Dataset rows for apps and sites:

►

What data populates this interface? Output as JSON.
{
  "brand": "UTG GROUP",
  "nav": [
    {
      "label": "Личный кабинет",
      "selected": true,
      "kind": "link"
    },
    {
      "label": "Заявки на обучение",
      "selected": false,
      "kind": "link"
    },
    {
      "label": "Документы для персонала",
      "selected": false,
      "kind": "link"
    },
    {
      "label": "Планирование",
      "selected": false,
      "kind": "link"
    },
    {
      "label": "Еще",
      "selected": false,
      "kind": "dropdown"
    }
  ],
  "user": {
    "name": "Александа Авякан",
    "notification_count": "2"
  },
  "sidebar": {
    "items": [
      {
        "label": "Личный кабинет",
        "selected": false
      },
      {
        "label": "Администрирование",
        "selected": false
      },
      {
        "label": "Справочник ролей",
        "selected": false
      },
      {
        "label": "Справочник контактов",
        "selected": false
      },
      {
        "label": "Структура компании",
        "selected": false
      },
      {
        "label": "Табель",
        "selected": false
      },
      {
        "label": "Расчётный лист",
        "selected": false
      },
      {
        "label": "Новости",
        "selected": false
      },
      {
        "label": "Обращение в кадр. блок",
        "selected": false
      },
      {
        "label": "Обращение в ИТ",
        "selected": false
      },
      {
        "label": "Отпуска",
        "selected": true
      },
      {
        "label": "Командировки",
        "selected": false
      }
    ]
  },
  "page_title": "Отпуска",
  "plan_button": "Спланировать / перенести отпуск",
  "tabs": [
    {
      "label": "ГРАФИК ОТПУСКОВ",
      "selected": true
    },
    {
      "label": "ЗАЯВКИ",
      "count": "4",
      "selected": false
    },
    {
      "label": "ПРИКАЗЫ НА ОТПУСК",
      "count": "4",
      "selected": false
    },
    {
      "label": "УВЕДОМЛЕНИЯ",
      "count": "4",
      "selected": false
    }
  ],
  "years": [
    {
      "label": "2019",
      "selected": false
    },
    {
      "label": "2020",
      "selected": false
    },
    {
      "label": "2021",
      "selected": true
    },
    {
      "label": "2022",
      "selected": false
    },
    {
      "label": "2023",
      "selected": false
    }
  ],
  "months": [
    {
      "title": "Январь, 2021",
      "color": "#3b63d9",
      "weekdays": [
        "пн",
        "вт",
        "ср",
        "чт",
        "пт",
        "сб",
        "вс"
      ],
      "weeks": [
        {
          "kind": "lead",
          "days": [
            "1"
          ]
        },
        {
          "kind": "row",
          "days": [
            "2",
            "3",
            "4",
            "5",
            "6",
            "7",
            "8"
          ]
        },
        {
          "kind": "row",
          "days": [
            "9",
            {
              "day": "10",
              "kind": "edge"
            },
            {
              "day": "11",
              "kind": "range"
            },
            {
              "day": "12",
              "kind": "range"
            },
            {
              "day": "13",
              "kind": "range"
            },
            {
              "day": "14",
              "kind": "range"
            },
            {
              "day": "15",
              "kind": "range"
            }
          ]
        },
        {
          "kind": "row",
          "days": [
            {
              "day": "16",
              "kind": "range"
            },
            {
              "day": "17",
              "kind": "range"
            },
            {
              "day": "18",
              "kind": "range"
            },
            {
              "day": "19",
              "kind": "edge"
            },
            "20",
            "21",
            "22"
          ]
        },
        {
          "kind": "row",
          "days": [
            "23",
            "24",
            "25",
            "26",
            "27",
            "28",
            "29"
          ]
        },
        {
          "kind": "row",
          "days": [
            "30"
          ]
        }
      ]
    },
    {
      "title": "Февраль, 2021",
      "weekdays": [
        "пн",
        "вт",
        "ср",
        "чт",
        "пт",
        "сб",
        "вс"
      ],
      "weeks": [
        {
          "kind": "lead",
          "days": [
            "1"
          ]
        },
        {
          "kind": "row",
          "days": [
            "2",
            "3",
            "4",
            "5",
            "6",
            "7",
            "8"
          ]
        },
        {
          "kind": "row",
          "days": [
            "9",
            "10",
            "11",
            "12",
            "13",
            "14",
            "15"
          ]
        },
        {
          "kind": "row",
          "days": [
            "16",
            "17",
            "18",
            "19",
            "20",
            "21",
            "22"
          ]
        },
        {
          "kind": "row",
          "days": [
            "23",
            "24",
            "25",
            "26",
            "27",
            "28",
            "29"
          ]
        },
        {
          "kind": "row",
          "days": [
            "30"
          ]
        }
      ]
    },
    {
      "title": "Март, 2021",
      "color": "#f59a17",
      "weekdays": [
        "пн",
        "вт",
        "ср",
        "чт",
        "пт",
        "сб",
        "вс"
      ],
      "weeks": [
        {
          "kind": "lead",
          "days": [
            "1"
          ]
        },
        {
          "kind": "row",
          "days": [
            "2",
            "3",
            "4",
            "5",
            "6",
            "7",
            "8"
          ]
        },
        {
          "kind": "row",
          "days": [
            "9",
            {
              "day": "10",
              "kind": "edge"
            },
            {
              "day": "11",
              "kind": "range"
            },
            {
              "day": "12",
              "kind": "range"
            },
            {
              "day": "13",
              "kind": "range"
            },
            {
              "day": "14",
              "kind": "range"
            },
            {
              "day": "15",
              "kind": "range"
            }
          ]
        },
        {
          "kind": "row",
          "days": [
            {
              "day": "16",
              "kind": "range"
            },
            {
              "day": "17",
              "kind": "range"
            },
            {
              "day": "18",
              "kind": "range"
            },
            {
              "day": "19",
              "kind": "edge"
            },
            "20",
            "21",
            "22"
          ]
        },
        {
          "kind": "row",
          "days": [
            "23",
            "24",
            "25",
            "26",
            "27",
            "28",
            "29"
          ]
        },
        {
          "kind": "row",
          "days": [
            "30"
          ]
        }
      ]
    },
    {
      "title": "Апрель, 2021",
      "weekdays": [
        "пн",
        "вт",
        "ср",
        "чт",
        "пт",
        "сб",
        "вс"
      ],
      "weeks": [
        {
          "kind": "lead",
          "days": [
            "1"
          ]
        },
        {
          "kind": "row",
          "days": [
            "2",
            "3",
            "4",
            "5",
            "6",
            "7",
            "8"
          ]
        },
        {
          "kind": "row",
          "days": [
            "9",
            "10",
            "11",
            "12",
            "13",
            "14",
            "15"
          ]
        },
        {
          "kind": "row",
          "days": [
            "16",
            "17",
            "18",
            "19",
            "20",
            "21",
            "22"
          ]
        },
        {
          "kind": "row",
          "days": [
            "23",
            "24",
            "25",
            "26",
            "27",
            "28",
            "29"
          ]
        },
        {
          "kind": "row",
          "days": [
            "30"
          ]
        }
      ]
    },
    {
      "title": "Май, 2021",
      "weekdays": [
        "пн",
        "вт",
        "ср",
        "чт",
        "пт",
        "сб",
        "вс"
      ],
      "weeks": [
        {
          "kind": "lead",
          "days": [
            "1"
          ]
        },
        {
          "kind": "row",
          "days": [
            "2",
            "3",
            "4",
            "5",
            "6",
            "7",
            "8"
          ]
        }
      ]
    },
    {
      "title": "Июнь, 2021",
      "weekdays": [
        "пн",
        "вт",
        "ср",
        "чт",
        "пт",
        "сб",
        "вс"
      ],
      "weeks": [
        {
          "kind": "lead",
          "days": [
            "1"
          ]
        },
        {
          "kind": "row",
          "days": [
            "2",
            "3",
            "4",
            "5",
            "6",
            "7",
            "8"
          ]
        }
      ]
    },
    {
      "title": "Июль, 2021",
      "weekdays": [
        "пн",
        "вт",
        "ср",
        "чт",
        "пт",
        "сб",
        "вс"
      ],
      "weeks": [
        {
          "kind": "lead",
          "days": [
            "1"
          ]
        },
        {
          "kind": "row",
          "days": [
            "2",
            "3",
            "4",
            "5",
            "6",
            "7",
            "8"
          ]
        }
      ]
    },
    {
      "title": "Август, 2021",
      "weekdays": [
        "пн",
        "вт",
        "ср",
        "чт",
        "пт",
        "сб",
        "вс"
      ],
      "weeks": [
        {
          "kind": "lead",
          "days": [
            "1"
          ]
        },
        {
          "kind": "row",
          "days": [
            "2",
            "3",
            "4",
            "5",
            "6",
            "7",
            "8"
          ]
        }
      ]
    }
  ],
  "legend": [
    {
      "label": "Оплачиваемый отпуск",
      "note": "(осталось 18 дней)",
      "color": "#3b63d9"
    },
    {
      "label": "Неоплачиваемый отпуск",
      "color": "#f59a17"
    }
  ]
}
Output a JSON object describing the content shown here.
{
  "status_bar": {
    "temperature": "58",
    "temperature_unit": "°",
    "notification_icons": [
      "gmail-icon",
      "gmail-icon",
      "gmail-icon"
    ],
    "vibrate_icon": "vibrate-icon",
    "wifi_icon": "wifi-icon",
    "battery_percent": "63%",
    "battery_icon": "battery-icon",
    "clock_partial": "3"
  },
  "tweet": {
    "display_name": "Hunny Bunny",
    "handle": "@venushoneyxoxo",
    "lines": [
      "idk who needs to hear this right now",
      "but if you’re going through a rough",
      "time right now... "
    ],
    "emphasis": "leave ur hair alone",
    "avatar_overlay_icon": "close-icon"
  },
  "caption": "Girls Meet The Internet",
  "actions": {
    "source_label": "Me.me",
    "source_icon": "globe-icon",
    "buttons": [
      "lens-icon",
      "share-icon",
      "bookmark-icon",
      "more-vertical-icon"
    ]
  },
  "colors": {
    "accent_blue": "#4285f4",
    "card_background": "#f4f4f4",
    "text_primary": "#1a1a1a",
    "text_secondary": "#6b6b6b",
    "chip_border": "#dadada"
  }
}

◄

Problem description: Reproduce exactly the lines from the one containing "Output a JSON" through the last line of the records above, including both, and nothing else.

Task result:
Output a JSON object describing the content shown here.
{
  "status_bar": {
    "temperature": "58",
    "temperature_unit": "°",
    "notification_icons": [
      "gmail-icon",
      "gmail-icon",
      "gmail-icon"
    ],
    "vibrate_icon": "vibrate-icon",
    "wifi_icon": "wifi-icon",
    "battery_percent": "63%",
    "battery_icon": "battery-icon",
    "clock_partial": "3"
  },
  "tweet": {
    "display_name": "Hunny Bunny",
    "handle": "@venushoneyxoxo",
    "lines": [
      "idk who needs to hear this right now",
      "but if you’re going through a rough",
      "time right now... "
    ],
    "emphasis": "leave ur hair alone",
    "avatar_overlay_icon": "close-icon"
  },
  "caption": "Girls Meet The Internet",
  "actions": {
    "source_label": "Me.me",
    "source_icon": "globe-icon",
    "buttons": [
      "lens-icon",
      "share-icon",
      "bookmark-icon",
      "more-vertical-icon"
    ]
  },
  "colors": {
    "accent_blue": "#4285f4",
    "card_background": "#f4f4f4",
    "text_primary": "#1a1a1a",
    "text_secondary": "#6b6b6b",
    "chip_border": "#dadada"
  }
}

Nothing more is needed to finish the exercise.